> _Material for this task_
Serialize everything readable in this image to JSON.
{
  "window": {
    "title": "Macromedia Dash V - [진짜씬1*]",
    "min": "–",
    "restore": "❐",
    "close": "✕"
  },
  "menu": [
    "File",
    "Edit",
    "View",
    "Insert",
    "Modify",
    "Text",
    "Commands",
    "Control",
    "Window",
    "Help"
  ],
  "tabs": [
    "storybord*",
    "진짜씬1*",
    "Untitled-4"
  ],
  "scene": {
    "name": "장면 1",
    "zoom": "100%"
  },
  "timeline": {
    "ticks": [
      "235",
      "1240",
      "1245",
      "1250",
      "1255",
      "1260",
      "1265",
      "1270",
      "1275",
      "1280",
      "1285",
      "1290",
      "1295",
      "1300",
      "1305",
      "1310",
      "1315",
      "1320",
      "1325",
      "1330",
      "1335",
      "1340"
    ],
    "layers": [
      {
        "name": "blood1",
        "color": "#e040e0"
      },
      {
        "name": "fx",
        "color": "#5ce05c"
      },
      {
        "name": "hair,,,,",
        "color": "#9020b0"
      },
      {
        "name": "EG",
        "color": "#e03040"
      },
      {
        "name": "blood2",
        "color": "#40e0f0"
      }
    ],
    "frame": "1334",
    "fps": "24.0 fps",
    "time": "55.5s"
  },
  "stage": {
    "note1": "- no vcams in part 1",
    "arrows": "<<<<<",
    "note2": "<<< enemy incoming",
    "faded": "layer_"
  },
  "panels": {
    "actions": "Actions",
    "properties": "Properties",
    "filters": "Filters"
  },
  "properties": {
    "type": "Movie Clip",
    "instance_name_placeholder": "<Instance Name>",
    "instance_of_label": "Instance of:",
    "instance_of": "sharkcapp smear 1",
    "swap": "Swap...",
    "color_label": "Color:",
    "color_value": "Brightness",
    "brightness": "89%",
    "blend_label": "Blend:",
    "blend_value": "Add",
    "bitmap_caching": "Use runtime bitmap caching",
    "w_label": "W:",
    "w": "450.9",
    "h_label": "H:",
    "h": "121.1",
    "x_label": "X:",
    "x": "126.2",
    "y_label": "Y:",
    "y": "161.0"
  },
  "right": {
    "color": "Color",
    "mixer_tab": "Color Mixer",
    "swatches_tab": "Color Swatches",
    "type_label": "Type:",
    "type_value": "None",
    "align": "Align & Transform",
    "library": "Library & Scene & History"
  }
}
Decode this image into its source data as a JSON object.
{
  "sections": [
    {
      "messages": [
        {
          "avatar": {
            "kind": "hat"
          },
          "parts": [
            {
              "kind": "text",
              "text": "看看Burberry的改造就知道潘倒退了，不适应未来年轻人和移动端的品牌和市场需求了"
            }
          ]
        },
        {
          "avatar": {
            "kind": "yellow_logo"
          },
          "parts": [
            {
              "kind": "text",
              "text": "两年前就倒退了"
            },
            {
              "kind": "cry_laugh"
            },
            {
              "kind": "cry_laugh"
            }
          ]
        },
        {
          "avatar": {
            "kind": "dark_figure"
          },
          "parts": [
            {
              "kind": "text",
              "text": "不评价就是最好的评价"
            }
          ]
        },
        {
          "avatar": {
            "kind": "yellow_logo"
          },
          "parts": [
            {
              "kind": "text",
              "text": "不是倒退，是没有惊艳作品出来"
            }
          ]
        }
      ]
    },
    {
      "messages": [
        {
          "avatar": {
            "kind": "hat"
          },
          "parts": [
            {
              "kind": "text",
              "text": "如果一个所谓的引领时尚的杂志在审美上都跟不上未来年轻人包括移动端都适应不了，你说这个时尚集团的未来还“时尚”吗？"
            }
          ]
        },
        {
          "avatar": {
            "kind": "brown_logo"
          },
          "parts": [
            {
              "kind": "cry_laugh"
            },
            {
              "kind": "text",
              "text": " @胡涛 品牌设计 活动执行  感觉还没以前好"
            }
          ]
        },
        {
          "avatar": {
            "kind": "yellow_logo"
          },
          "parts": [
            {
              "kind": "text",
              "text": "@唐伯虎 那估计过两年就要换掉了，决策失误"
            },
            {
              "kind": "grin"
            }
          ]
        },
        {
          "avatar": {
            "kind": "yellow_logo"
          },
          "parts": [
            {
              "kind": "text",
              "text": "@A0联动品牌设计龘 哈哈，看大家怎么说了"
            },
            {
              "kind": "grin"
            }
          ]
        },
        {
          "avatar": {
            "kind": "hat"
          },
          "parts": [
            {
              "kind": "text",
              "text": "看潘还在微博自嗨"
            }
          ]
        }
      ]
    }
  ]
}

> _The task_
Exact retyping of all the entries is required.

> _Task answer_
Serialize everything readable in this image to JSON.
{
  "window": {
    "title": "Macromedia Dash V - [진짜씬1*]",
    "min": "–",
    "restore": "❐",
    "close": "✕"
  },
  "menu": [
    "File",
    "Edit",
    "View",
    "Insert",
    "Modify",
    "Text",
    "Commands",
    "Control",
    "Window",
    "Help"
  ],
  "tabs": [
    "storybord*",
    "진짜씬1*",
    "Untitled-4"
  ],
  "scene": {
    "name": "장면 1",
    "zoom": "100%"
  },
  "timeline": {
    "ticks": [
      "235",
      "1240",
      "1245",
      "1250",
      "1255",
      "1260",
      "1265",
      "1270",
      "1275",
      "1280",
      "1285",
      "1290",
      "1295",
      "1300",
      "1305",
      "1310",
      "1315",
      "1320",
      "1325",
      "1330",
      "1335",
      "1340"
    ],
    "layers": [
      {
        "name": "blood1",
        "color": "#e040e0"
      },
      {
        "name": "fx",
        "color": "#5ce05c"
      },
      {
        "name": "hair,,,,",
        "color": "#9020b0"
      },
      {
        "name": "EG",
        "color": "#e03040"
      },
      {
        "name": "blood2",
        "color": "#40e0f0"
      }
    ],
    "frame": "1334",
    "fps": "24.0 fps",
    "time": "55.5s"
  },
  "stage": {
    "note1": "- no vcams in part 1",
    "arrows": "<<<<<",
    "note2": "<<< enemy incoming",
    "faded": "layer_"
  },
  "panels": {
    "actions": "Actions",
    "properties": "Properties",
    "filters": "Filters"
  },
  "properties": {
    "type": "Movie Clip",
    "instance_name_placeholder": "<Instance Name>",
    "instance_of_label": "Instance of:",
    "instance_of": "sharkcapp smear 1",
    "swap": "Swap...",
    "color_label": "Color:",
    "color_value": "Brightness",
    "brightness": "89%",
    "blend_label": "Blend:",
    "blend_value": "Add",
    "bitmap_caching": "Use runtime bitmap caching",
    "w_label": "W:",
    "w": "450.9",
    "h_label": "H:",
    "h": "121.1",
    "x_label": "X:",
    "x": "126.2",
    "y_label": "Y:",
    "y": "161.0"
  },
  "right": {
    "color": "Color",
    "mixer_tab": "Color Mixer",
    "swatches_tab": "Color Swatches",
    "type_label": "Type:",
    "type_value": "None",
    "align": "Align & Transform",
    "library": "Library & Scene & History"
  }
}
Decode this image into its source data as a JSON object.
{
  "sections": [
    {
      "messages": [
        {
          "avatar": {
            "kind": "hat"
          },
          "parts": [
            {
              "kind": "text",
              "text": "看看Burberry的改造就知道潘倒退了，不适应未来年轻人和移动端的品牌和市场需求了"
            }
          ]
        },
        {
          "avatar": {
            "kind": "yellow_logo"
          },
          "parts": [
            {
              "kind": "text",
              "text": "两年前就倒退了"
            },
            {
              "kind": "cry_laugh"
            },
            {
              "kind": "cry_laugh"
            }
          ]
        },
        {
          "avatar": {
            "kind": "dark_figure"
          },
          "parts": [
            {
              "kind": "text",
              "text": "不评价就是最好的评价"
            }
          ]
        },
        {
          "avatar": {
            "kind": "yellow_logo"
          },
          "parts": [
            {
              "kind": "text",
              "text": "不是倒退，是没有惊艳作品出来"
            }
          ]
        }
      ]
    },
    {
      "messages": [
        {
          "avatar": {
            "kind": "hat"
          },
          "parts": [
            {
              "kind": "text",
              "text": "如果一个所谓的引领时尚的杂志在审美上都跟不上未来年轻人包括移动端都适应不了，你说这个时尚集团的未来还“时尚”吗？"
            }
          ]
        },
        {
          "avatar": {
            "kind": "brown_logo"
          },
          "parts": [
            {
              "kind": "cry_laugh"
            },
            {
              "kind": "text",
              "text": " @胡涛 品牌设计 活动执行  感觉还没以前好"
            }
          ]
        },
        {
          "avatar": {
            "kind": "yellow_logo"
          },
          "parts": [
            {
              "kind": "text",
              "text": "@唐伯虎 那估计过两年就要换掉了，决策失误"
            },
            {
              "kind": "grin"
            }
          ]
        },
        {
          "avatar": {
            "kind": "yellow_logo"
          },
          "parts": [
            {
              "kind": "text",
              "text": "@A0联动品牌设计龘 哈哈，看大家怎么说了"
            },
            {
              "kind": "grin"
            }
          ]
        },
        {
          "avatar": {
            "kind": "hat"
          },
          "parts": [
            {
              "kind": "text",
              "text": "看潘还在微博自嗨"
            }
          ]
        }
      ]
    }
  ]
}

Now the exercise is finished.